### PROVIDED MATERIAL
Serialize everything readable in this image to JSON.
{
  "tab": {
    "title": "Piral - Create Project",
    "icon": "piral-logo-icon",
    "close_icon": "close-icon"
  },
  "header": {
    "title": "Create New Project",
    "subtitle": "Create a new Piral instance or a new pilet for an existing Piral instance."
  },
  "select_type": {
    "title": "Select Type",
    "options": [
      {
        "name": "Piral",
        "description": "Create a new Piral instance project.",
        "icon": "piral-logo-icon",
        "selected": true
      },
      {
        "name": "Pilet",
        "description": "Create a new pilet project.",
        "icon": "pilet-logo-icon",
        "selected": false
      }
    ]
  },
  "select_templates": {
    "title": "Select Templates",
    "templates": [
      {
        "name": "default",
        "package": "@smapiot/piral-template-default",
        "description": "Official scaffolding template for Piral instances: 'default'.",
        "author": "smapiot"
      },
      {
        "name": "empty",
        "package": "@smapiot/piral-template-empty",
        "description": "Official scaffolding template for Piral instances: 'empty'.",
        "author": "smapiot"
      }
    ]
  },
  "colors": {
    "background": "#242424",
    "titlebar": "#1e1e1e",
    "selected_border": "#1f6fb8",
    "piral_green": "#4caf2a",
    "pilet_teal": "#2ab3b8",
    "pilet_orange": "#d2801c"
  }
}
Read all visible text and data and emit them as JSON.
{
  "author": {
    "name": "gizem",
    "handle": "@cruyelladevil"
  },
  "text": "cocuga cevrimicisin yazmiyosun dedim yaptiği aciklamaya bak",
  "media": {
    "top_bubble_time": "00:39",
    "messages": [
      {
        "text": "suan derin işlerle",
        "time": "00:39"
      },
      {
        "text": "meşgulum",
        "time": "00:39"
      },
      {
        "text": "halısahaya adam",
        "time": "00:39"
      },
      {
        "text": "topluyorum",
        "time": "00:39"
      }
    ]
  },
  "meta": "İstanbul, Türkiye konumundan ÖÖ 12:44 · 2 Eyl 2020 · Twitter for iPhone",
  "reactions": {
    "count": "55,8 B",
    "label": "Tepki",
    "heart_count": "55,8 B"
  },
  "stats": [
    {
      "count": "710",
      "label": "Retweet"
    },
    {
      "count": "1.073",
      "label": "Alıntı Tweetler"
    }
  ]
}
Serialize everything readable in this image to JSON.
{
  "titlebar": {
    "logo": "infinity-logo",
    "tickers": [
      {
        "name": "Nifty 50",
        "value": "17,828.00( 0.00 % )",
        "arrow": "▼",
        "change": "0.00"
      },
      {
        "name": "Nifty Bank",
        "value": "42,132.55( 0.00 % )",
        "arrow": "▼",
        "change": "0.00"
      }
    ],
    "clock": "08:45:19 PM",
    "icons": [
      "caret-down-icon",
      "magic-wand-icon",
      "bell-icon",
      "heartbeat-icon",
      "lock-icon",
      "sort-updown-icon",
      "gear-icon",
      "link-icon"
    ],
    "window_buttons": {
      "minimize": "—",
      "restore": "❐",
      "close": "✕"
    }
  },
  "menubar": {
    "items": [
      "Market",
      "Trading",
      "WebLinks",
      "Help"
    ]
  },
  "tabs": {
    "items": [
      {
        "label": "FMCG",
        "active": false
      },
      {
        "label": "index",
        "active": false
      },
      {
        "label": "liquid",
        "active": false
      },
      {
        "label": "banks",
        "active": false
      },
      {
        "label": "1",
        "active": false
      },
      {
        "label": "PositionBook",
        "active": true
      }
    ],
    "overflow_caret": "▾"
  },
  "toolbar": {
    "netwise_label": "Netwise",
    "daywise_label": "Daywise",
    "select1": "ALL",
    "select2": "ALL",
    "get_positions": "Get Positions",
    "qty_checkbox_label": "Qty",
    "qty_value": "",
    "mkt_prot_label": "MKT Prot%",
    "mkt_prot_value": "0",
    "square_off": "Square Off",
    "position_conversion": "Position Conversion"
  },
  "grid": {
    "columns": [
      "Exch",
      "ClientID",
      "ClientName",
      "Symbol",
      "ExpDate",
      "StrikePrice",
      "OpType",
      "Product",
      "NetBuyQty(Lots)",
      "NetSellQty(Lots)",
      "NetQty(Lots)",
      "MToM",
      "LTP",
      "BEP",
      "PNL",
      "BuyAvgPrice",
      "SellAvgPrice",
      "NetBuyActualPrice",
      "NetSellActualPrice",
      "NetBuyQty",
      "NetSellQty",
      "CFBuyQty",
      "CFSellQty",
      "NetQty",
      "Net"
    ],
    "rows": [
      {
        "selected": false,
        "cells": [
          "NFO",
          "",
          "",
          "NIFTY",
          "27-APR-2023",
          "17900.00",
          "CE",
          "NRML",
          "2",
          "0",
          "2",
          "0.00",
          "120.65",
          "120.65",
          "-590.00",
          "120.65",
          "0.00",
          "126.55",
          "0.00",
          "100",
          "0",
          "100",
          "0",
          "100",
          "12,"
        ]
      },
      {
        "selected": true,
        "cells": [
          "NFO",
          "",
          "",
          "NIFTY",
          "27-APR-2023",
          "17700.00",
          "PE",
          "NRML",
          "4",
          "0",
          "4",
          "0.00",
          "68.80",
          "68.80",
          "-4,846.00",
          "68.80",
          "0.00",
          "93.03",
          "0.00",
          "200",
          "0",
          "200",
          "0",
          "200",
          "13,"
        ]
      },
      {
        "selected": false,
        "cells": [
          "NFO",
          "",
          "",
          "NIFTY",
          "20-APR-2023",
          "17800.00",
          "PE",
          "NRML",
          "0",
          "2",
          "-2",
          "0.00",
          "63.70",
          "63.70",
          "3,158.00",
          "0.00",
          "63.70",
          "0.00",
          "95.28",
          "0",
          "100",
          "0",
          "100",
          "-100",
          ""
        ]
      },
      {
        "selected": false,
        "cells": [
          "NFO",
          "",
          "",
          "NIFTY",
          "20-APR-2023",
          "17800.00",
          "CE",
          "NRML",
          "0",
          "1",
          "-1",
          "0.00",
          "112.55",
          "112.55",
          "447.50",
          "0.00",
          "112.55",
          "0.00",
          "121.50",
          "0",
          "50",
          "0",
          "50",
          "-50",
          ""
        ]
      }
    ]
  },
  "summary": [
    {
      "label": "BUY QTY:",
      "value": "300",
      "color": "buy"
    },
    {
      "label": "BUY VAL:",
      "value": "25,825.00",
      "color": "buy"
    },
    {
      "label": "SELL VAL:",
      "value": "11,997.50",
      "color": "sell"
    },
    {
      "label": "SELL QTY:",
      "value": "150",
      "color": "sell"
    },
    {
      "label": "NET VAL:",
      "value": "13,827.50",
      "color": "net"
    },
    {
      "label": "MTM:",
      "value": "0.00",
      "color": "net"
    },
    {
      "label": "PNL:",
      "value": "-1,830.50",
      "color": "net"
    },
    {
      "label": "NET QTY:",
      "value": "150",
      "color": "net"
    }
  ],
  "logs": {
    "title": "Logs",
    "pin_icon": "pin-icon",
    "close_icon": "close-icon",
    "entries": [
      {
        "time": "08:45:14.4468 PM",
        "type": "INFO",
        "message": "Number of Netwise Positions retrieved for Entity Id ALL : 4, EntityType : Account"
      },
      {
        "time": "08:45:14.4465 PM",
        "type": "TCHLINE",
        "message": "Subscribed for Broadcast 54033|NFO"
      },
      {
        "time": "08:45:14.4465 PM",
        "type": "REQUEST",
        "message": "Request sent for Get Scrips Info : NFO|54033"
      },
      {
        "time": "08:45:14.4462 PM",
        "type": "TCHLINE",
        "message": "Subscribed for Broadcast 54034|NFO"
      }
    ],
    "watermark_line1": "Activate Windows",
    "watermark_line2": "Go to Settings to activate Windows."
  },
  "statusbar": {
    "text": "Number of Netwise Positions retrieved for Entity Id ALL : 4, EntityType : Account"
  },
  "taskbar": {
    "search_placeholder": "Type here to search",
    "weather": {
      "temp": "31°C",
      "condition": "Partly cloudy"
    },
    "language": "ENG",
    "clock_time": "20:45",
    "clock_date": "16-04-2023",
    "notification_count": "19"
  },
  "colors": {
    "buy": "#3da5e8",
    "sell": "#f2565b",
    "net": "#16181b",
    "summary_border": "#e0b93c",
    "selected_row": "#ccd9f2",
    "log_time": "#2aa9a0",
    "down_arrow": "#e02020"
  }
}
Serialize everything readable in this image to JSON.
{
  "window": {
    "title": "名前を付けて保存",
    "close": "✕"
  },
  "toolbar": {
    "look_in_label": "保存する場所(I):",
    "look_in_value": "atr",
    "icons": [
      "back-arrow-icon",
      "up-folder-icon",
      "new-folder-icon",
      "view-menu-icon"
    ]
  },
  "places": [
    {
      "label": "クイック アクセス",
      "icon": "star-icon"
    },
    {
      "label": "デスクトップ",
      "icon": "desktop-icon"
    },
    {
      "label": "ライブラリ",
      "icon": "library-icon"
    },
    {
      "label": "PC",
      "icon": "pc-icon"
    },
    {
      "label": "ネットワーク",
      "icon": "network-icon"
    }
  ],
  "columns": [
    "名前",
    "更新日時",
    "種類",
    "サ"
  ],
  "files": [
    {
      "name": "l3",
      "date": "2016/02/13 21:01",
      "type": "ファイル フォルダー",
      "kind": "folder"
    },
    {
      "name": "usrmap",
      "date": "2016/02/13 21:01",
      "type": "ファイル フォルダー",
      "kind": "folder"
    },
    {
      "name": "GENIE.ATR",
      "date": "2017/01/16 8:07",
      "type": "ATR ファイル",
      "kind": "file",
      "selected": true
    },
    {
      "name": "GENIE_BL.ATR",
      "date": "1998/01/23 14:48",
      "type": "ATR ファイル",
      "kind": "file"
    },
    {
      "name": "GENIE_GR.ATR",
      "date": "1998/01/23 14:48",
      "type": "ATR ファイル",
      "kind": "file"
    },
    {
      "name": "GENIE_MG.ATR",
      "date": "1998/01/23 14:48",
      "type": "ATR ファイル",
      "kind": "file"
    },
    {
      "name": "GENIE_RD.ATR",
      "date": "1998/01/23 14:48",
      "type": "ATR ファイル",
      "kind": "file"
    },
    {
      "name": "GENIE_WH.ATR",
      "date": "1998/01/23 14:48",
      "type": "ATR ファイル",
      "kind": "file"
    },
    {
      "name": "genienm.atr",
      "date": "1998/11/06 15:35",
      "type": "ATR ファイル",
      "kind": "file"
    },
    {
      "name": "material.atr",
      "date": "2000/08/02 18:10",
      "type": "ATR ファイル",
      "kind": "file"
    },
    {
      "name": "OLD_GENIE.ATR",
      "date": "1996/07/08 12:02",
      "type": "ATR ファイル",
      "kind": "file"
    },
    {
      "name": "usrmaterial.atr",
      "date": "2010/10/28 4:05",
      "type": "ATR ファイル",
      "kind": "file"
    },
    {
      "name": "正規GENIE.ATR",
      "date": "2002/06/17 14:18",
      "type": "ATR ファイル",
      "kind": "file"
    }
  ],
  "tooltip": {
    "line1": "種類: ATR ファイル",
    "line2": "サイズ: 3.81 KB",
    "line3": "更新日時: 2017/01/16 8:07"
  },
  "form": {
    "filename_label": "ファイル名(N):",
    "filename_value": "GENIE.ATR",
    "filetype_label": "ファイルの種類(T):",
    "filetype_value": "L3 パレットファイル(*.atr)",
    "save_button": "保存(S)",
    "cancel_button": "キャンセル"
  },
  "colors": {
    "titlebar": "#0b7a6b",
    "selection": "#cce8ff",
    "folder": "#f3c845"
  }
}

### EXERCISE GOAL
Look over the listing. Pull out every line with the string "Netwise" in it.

### ANSWER SECTION
    "netwise_label": "Netwise",
        "message": "Number of Netwise Positions retrieved for Entity Id ALL : 4, EntityType : Account"
    "text": "Number of Netwise Positions retrieved for Entity Id ALL : 4, EntityType : Account"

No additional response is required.